Nutrigenomicists study genes' effects on metabolism, and consequently which nutritional elements promote the most beneficial gene behavior. By finding the right arrangement, a nutrigenomicist can help an individual feel better, be healthier, and prevent disease.

Career Outlook

Employment in the field of nutrigenomics is expected to increase. The impact of diet is considerable among groups with illnesses like AIDS, cancer, and Alzheimer's disease, and it is likely that the demand for nutrigenomicists will increase as greater emphasis is put on this concept.

Working Conditions & Context

Nutrigenomicists typically work in laboratories. The nature of their research is exacting, and attention to detail is a must. Most nutrigenomicists work for universities, hospitals, and pharmaceutical and biotechnology companies. They often work with geneticists in related fields, sometimes as part of a coordinated effort.

Salary Information

A typical Salary Range for this career is $35,620 - $101,030 annually.

The Median Income for this career is about $65,080 annually.

Education Information

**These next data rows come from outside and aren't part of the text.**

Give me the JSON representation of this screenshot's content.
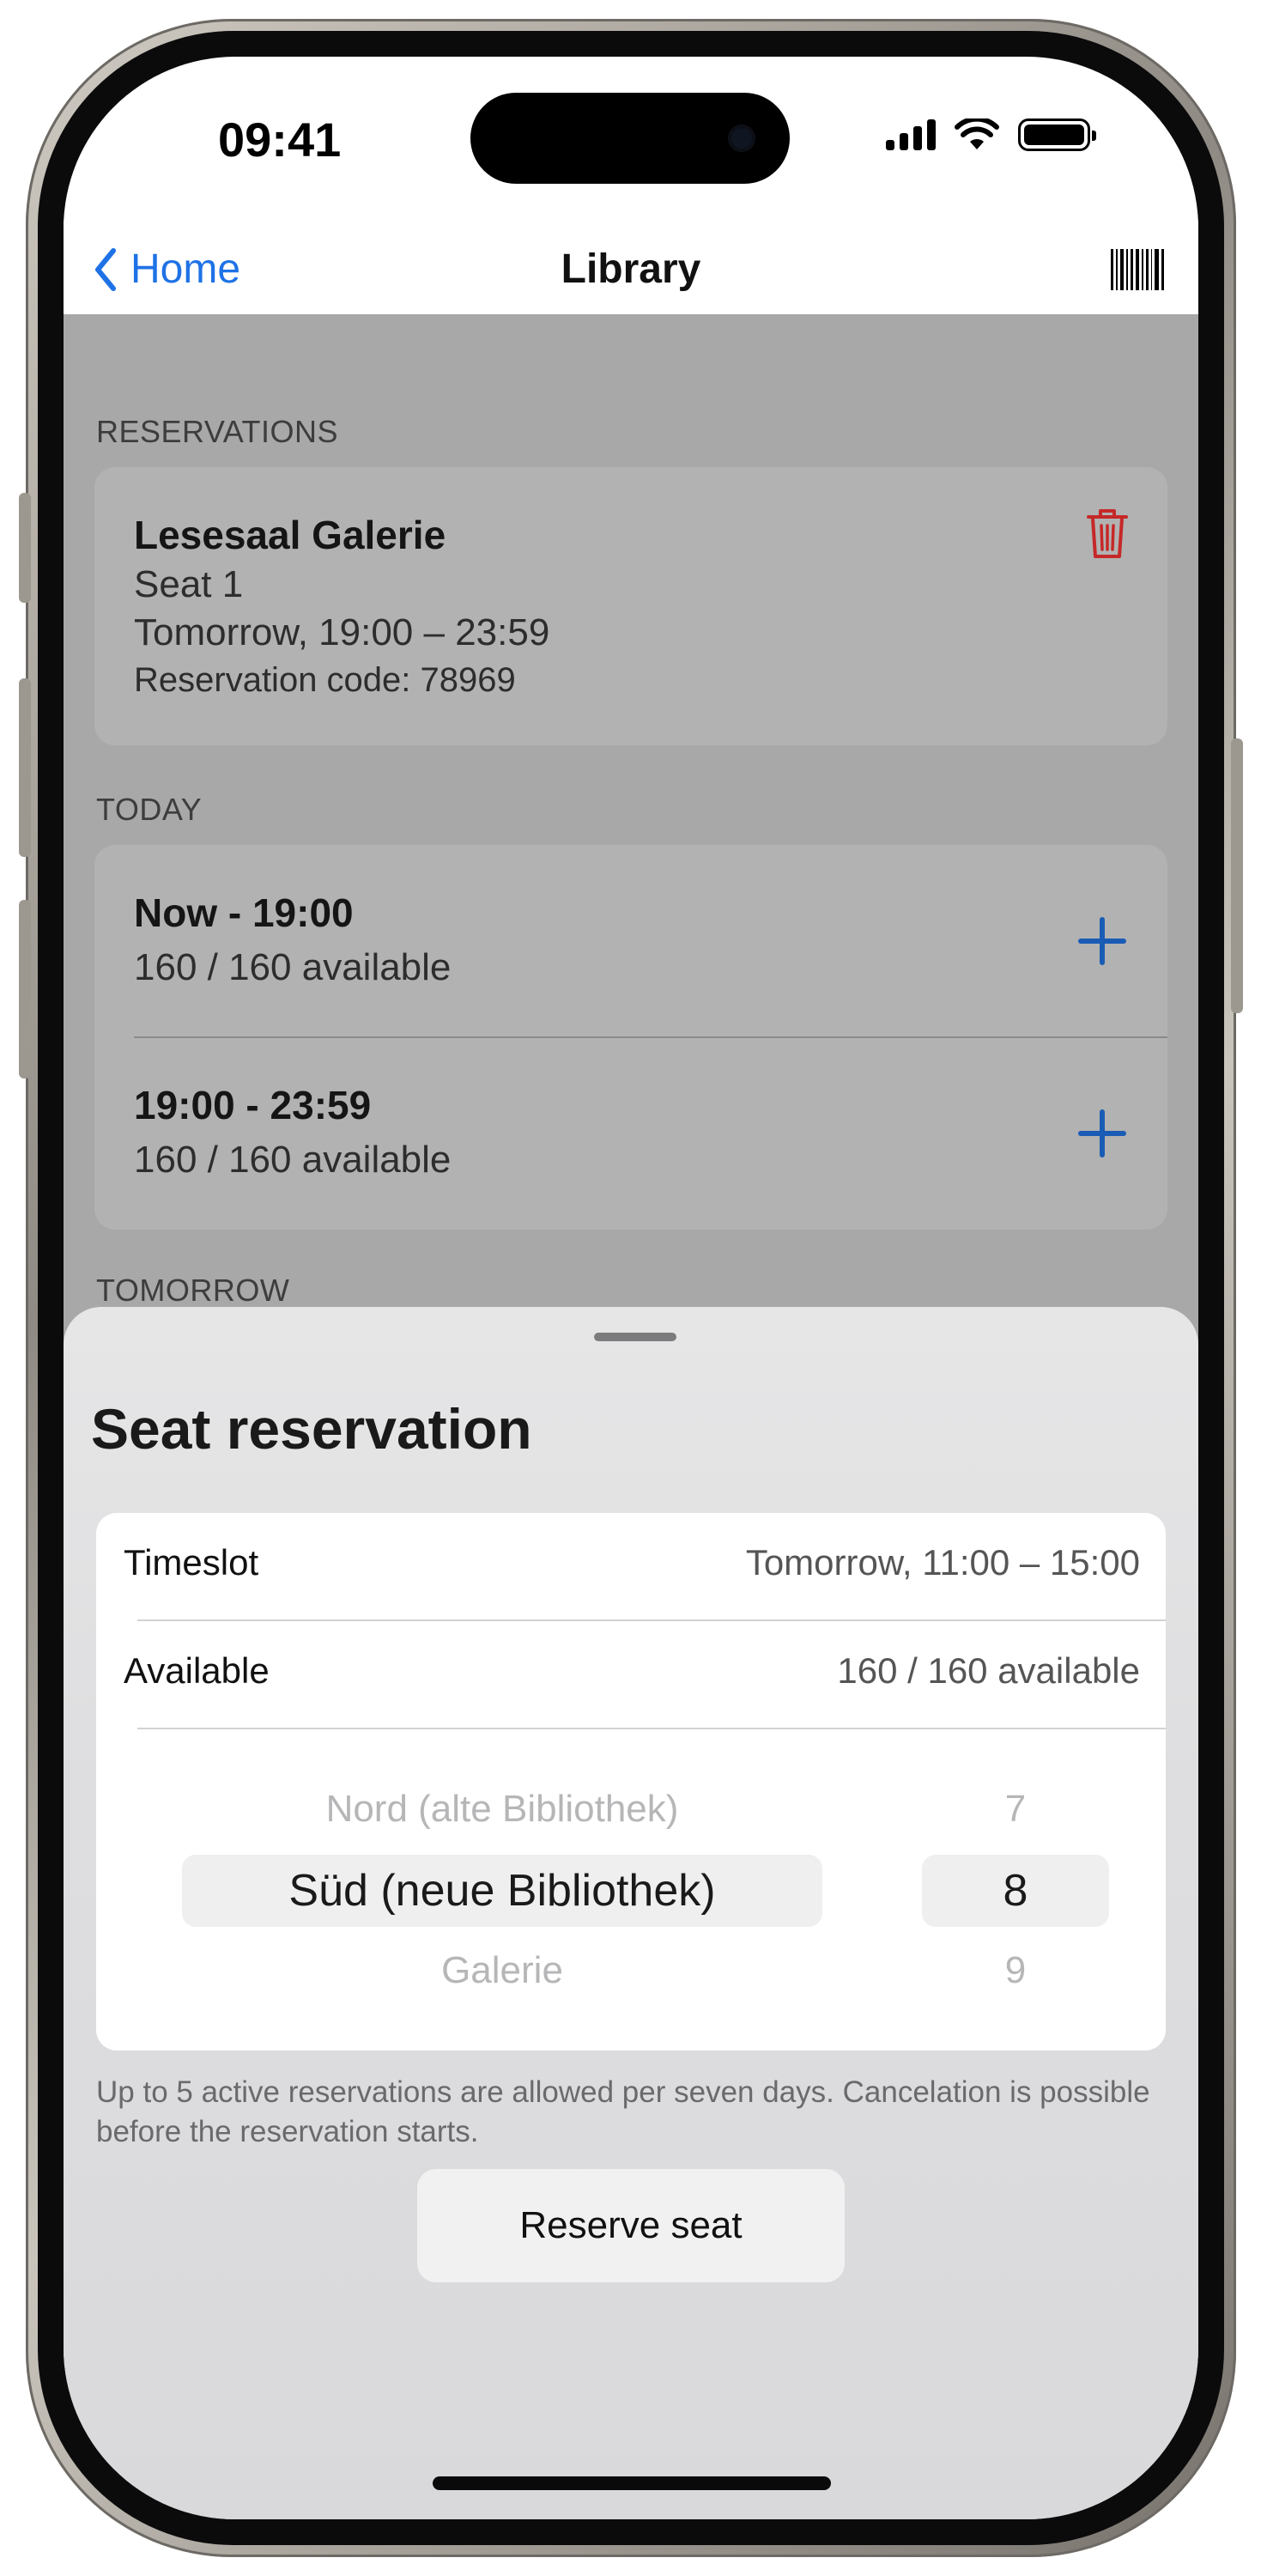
{
  "status_bar": {
    "time": "09:41"
  },
  "navbar": {
    "back_label": "Home",
    "title": "Library"
  },
  "reservations": {
    "header": "RESERVATIONS",
    "item": {
      "location": "Lesesaal Galerie",
      "seat": "Seat 1",
      "time": "Tomorrow, 19:00 – 23:59",
      "code": "Reservation code: 78969"
    }
  },
  "today": {
    "header": "TODAY",
    "slots": [
      {
        "time": "Now - 19:00",
        "available": "160 / 160 available"
      },
      {
        "time": "19:00 - 23:59",
        "available": "160 / 160 available"
      }
    ]
  },
  "tomorrow": {
    "header": "TOMORROW"
  },
  "sheet": {
    "title": "Seat reservation",
    "timeslot_label": "Timeslot",
    "timeslot_value": "Tomorrow, 11:00 – 15:00",
    "available_label": "Available",
    "available_value": "160 / 160 available",
    "area_picker": {
      "above": "Nord (alte Bibliothek)",
      "selected": "Süd (neue Bibliothek)",
      "below": "Galerie"
    },
    "seat_picker": {
      "above": "7",
      "selected": "8",
      "below": "9"
    },
    "footer": "Up to 5 active reservations are allowed per seven days. Cancelation is possible before the reservation starts.",
    "reserve_button": "Reserve seat"
  },
  "colors": {
    "accent": "#1e72e6",
    "delete": "#c62828",
    "dim_overlay": "#a8a8a8"
  }
}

Students interested in a career as a nutrigenomicist should obtain a Bachelor's degree in genomics, nutrition, microbiology, or biochemistry. They should complement their major with courses in sociology, psychology, and related sciences.

Positions may be available to those with only a Bachelor's degree, but to be a competitive candidate for employment, an individual should obtain at least a Master's degree.

Certification & Licensing:


Other Resources

Related Careers

Bacterial Geneticist/Genomicist, Comparative Genomicist/Geneticist, Pharmacogenomicist

More Information

The Association of American Medical Colleges

The National Human Genome Research Institute

The NCMHD Center of Excellence for Nutritional Genomics

The American Society of Human Genetics

The US Bureau of Labor Statistics

* Information regarding income is cited from the Bureau of Labor Statistics.
** More than a minimum degree may be required for some careers.